> _EXERCISE PROMPT_:
In the material below, some lines carry "name". Copy each such line.
========
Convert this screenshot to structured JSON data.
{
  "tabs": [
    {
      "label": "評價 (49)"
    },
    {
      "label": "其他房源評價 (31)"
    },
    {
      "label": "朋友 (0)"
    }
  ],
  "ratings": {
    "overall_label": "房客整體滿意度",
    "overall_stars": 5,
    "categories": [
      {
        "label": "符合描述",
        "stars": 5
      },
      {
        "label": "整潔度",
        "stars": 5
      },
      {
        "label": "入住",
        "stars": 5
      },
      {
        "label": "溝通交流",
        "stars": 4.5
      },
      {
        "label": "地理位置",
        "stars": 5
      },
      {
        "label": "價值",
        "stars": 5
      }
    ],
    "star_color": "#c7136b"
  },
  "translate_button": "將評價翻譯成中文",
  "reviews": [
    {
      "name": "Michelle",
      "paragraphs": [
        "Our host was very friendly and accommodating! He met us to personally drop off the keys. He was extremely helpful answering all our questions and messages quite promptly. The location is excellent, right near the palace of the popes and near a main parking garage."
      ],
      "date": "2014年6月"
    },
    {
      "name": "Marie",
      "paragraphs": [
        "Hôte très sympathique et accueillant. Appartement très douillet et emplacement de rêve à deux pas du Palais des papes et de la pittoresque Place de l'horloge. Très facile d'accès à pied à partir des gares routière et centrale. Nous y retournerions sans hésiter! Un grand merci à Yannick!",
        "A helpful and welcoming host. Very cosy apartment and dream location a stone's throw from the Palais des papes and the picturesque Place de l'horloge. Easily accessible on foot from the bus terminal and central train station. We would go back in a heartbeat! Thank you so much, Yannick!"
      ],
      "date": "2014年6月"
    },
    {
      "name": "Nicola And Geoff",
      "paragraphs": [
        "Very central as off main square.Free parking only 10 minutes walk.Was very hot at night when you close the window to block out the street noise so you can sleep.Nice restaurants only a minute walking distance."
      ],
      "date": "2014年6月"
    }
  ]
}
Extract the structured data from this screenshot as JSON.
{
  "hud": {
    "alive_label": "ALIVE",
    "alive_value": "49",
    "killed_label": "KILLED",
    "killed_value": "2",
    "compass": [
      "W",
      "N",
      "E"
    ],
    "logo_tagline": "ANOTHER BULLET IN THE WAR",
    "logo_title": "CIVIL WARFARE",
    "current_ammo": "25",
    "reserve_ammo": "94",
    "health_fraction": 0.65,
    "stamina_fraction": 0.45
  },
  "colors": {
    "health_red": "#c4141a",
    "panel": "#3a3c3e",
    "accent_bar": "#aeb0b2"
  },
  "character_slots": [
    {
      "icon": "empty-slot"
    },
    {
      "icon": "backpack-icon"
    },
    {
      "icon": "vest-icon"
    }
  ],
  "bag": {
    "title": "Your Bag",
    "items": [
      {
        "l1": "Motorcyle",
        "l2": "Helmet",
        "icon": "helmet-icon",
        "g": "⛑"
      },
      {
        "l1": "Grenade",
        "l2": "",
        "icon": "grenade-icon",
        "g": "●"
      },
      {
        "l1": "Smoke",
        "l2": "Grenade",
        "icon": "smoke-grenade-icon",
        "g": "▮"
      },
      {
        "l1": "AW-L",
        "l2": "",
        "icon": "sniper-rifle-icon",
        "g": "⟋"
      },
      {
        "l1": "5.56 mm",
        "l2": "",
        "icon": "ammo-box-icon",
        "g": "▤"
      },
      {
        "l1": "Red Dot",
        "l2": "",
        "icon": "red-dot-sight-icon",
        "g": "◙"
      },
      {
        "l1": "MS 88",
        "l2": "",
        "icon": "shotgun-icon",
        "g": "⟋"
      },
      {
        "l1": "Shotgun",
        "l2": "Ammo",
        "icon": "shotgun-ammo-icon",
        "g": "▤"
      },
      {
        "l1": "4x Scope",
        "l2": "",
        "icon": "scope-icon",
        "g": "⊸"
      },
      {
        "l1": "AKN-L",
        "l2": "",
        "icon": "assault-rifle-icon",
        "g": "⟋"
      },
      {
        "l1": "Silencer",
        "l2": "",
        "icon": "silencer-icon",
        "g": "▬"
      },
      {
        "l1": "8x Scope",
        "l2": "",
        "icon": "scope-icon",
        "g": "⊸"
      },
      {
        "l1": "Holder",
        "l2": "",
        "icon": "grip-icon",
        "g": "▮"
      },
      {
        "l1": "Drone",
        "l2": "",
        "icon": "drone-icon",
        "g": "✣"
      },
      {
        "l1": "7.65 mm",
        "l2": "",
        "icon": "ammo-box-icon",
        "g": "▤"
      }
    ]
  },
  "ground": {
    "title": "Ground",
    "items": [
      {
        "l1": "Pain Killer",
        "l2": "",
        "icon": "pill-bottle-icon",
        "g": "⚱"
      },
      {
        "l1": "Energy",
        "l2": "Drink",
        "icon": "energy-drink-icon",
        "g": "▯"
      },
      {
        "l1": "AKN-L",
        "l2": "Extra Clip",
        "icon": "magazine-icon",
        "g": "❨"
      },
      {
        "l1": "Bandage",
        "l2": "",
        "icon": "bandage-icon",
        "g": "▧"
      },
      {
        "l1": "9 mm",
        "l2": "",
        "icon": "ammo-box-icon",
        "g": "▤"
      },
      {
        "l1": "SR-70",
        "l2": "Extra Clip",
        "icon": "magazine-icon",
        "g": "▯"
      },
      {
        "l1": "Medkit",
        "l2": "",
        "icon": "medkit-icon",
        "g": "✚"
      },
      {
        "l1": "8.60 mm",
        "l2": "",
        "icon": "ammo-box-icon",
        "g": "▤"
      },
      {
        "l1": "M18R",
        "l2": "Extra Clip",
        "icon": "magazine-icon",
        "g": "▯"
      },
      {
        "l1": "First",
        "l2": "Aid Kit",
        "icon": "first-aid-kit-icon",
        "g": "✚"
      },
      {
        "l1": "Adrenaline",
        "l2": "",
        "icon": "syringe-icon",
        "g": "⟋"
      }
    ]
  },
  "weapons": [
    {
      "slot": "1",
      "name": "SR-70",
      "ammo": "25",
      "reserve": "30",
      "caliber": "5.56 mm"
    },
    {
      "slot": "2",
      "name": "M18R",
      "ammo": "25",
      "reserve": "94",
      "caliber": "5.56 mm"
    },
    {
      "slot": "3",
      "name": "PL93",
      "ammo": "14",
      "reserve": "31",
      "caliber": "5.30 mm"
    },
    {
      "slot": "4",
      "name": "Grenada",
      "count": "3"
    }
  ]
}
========
> _TASK RESPONSE_:
      "name": "Michelle",
      "name": "Marie",
      "name": "Nicola And Geoff",
      "name": "SR-70",
      "name": "M18R",
      "name": "PL93",
      "name": "Grenada",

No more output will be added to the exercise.